Segment Start: Dataset
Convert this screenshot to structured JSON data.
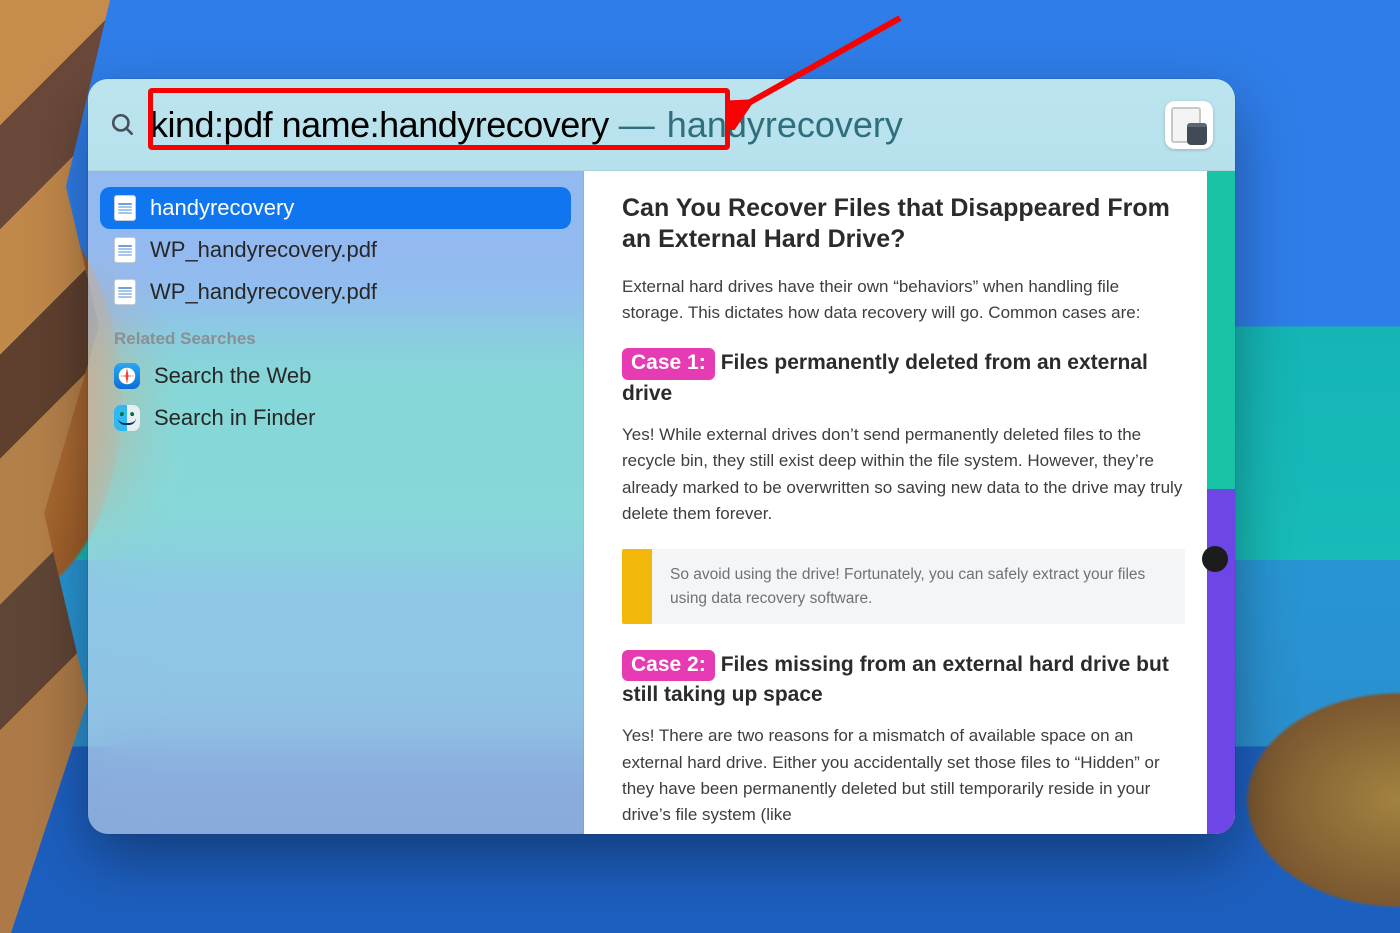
{
  "search": {
    "query": "kind:pdf name:handyrecovery",
    "autocomplete": "handyrecovery"
  },
  "results": [
    {
      "name": "handyrecovery",
      "selected": true
    },
    {
      "name": "WP_handyrecovery.pdf",
      "selected": false
    },
    {
      "name": "WP_handyrecovery.pdf",
      "selected": false
    }
  ],
  "related_section_title": "Related Searches",
  "related": [
    {
      "label": "Search the Web",
      "icon": "safari"
    },
    {
      "label": "Search in Finder",
      "icon": "finder"
    }
  ],
  "preview": {
    "heading": "Can You Recover Files that Disappeared From an External Hard Drive?",
    "intro": "External hard drives have their own “behaviors” when handling file storage. This dictates how data recovery will go. Common cases are:",
    "case1_badge": "Case 1:",
    "case1_title": "Files permanently deleted from an external drive",
    "case1_body": "Yes! While external drives don’t send permanently deleted files to the recycle bin, they still exist deep within the file system. However, they’re already marked to be overwritten so saving new data to the drive may truly delete them forever.",
    "tip": "So avoid using the drive! Fortunately, you can safely extract your files using data recovery software.",
    "case2_badge": "Case 2:",
    "case2_title": "Files missing from an external hard drive but still taking up space",
    "case2_body": "Yes! There are two reasons for a mismatch of available space on an external hard drive. Either you accidentally set those files to “Hidden” or they have been permanently deleted but still temporarily reside in your drive’s file system (like"
  }
}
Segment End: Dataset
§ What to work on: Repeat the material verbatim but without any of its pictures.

§ Exercise answer:
Convert this screenshot to structured JSON data.
{
  "search": {
    "query": "kind:pdf name:handyrecovery",
    "autocomplete": "handyrecovery"
  },
  "results": [
    {
      "name": "handyrecovery",
      "selected": true
    },
    {
      "name": "WP_handyrecovery.pdf",
      "selected": false
    },
    {
      "name": "WP_handyrecovery.pdf",
      "selected": false
    }
  ],
  "related_section_title": "Related Searches",
  "related": [
    {
      "label": "Search the Web",
      "icon": "safari"
    },
    {
      "label": "Search in Finder",
      "icon": "finder"
    }
  ],
  "preview": {
    "heading": "Can You Recover Files that Disappeared From an External Hard Drive?",
    "intro": "External hard drives have their own “behaviors” when handling file storage. This dictates how data recovery will go. Common cases are:",
    "case1_badge": "Case 1:",
    "case1_title": "Files permanently deleted from an external drive",
    "case1_body": "Yes! While external drives don’t send permanently deleted files to the recycle bin, they still exist deep within the file system. However, they’re already marked to be overwritten so saving new data to the drive may truly delete them forever.",
    "tip": "So avoid using the drive! Fortunately, you can safely extract your files using data recovery software.",
    "case2_badge": "Case 2:",
    "case2_title": "Files missing from an external hard drive but still taking up space",
    "case2_body": "Yes! There are two reasons for a mismatch of available space on an external hard drive. Either you accidentally set those files to “Hidden” or they have been permanently deleted but still temporarily reside in your drive’s file system (like"
  }
}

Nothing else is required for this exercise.